So, when a person conceives of an idea, that person becomes an inventor, and that person must sign and file an oath or declaration making certain statements about the duties and facts surrounding invention and the examination of a patent application for the idea.
In some cases, multiple may be inventors. Joint inventorship can happen through close collaboration or because a project develops over time and is added to by inventors completely separate from each other. A joint inventor is a person who:
(1) contribute[s] in some significant manner to the conception or reduction to practice of the invention, (2) make[s] a contribution to the claimed invention that is not insignificant in quality, when that contribution is measured against the dimension of the full invention, and (3) do[es] more than merely explain to the real inventors well-known concepts and/or the current state of the art.
Pannu, 155 F.3d at 1351. “When an invention is made by two or more persons jointly, they shall apply for patent jointly and each make the required oath, except as otherwise provided in this title. Inventors may apply for a patent jointly even though (1) they did not physically work together or at the same time, (2) each did not make the same type or amount of contribution, or (3) each did not make a contribution to the subject matter of every claim of the patent.” 35 U.S.C. § 116. Joint inventors may not apply for a patent other than jointly; neither of them can alone file a patent application. 37 C.F.R. § 1.45(a).
It is prohibited for a joint inventor to receive a patent that doesn’t name the other joint inventor(s); doing so can be a basis for later invalidating the patent if the inventorship is not corrected. Thus, joint inventors must sign their own oath or declaration.

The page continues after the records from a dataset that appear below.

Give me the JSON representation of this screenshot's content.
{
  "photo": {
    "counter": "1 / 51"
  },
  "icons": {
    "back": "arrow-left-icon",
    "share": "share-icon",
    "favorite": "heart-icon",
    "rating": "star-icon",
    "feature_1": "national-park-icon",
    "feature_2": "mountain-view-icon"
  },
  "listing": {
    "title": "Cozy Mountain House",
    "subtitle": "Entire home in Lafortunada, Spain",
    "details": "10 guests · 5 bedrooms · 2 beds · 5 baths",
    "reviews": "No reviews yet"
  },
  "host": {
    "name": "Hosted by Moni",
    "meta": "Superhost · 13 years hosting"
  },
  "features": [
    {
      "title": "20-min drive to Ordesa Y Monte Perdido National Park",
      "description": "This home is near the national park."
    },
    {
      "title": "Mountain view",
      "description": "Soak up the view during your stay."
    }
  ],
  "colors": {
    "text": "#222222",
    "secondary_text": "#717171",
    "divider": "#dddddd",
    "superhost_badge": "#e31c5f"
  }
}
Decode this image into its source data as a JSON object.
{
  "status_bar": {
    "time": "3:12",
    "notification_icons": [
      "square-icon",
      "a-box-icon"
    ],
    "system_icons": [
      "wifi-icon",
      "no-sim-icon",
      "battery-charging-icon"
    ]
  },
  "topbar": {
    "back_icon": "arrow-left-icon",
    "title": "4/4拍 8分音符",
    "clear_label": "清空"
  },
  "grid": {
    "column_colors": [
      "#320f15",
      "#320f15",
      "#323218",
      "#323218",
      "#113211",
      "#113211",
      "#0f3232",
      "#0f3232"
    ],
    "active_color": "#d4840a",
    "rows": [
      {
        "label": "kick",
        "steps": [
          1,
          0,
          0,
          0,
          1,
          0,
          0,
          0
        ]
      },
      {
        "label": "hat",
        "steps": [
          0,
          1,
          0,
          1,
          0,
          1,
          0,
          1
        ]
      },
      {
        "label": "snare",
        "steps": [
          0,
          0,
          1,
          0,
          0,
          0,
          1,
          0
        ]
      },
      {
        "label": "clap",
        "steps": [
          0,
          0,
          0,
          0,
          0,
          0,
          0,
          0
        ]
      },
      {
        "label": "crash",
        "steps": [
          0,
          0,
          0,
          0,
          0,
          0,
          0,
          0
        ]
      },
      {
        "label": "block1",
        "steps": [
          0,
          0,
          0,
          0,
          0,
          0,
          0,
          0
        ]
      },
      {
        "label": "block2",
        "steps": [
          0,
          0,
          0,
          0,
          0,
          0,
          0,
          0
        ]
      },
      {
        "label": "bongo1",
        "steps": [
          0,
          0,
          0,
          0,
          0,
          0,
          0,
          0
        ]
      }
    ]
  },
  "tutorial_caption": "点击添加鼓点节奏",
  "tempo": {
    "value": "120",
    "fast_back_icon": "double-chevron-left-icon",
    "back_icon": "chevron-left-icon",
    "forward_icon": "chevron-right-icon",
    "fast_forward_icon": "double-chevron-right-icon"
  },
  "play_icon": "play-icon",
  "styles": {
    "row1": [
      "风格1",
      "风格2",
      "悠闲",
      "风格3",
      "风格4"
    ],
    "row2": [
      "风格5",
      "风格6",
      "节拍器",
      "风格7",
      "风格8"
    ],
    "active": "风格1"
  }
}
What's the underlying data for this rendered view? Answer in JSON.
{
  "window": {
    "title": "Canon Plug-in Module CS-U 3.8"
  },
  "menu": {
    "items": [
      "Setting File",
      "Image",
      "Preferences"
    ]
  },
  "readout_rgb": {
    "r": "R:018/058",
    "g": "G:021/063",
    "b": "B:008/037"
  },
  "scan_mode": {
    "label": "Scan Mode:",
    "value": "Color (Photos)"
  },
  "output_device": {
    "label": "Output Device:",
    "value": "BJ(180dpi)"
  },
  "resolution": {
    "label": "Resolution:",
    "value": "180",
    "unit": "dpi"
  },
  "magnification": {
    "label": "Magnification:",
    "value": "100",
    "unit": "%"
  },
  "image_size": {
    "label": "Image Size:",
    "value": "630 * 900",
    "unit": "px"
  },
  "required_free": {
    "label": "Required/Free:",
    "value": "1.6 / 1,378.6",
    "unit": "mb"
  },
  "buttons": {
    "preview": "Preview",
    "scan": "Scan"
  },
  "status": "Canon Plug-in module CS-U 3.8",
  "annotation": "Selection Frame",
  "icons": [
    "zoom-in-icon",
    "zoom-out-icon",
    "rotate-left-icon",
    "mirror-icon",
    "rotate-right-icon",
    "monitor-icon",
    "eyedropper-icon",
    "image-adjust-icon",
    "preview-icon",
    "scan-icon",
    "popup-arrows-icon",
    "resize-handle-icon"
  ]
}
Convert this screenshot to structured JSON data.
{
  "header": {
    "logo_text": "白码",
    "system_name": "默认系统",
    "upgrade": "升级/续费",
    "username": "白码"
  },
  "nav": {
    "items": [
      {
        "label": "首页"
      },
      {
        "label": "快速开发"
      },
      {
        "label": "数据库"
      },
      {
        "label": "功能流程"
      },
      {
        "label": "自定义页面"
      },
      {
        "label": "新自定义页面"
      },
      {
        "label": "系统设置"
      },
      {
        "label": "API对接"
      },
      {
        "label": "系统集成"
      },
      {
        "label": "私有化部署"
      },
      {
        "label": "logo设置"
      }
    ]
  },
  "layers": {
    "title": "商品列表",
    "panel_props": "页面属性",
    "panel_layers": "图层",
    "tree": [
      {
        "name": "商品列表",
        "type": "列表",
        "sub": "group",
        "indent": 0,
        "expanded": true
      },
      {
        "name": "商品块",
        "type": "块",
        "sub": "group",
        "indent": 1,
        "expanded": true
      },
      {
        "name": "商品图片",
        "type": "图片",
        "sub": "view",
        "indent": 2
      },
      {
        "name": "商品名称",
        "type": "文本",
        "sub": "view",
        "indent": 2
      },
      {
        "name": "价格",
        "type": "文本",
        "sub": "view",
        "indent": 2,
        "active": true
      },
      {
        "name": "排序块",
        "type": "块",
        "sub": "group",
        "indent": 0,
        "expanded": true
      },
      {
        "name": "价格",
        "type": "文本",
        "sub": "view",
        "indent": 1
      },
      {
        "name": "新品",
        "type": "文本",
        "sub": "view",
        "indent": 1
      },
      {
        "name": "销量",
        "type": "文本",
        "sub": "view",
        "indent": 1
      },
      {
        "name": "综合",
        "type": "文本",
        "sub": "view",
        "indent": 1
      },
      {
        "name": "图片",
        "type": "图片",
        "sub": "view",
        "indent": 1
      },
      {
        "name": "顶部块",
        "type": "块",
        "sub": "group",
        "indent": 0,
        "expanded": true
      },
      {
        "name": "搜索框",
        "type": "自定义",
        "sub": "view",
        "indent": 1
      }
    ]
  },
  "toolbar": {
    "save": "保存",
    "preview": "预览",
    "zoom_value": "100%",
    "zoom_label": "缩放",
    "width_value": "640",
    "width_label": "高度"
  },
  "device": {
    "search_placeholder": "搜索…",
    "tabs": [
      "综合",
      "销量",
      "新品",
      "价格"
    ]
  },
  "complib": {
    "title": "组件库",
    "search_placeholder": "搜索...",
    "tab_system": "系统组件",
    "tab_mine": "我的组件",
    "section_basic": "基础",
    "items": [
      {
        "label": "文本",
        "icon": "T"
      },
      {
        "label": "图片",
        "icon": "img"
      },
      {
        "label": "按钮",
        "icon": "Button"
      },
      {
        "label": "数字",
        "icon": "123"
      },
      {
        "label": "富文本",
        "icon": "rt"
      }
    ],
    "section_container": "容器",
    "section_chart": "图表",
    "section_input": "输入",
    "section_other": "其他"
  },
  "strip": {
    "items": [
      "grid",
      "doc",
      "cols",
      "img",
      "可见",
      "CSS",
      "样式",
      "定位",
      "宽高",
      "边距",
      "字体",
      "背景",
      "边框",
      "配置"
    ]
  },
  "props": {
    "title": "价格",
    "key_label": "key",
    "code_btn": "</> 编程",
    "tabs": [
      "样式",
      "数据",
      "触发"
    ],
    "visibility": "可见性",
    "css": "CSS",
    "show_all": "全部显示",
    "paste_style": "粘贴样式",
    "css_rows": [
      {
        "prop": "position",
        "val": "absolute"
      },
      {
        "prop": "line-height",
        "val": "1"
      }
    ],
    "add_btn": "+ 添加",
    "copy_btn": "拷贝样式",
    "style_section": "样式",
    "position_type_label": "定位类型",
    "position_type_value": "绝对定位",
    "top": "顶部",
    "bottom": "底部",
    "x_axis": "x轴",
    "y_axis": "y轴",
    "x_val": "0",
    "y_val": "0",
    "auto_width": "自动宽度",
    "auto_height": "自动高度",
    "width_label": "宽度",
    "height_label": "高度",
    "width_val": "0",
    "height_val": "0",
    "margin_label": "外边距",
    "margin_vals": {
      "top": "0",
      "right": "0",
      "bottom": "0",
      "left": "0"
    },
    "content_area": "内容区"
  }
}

Unfortunately, an original oath or declaration cannot always be obtained. Sometimes, an inventor can’t be reached, or refuses to sign, or has died. That doesn’t a patent app can’t be filed or a patent issued. Rather, the rules account for these situations and there are mechanisms and procedures to file an application without the required oath or declaration.
An oath or declaration is not required in all continuing applications. Under 35 U.S.C. § 115(g), the requirement for a signed declaration does not apply if the inventor was also named as the inventor in a parent application, to which the subject application is a continuation or division. A properly-signed declaration previously submitted in such a priority application renders the requirement for a dec moot. Nevertheless, it can sometimes be easier to file the declaration from the previous application in the new application, just so that it is of record and the file is clear. And, if the inventorship has changed at all from the prior application, new oaths or declarations must be filed.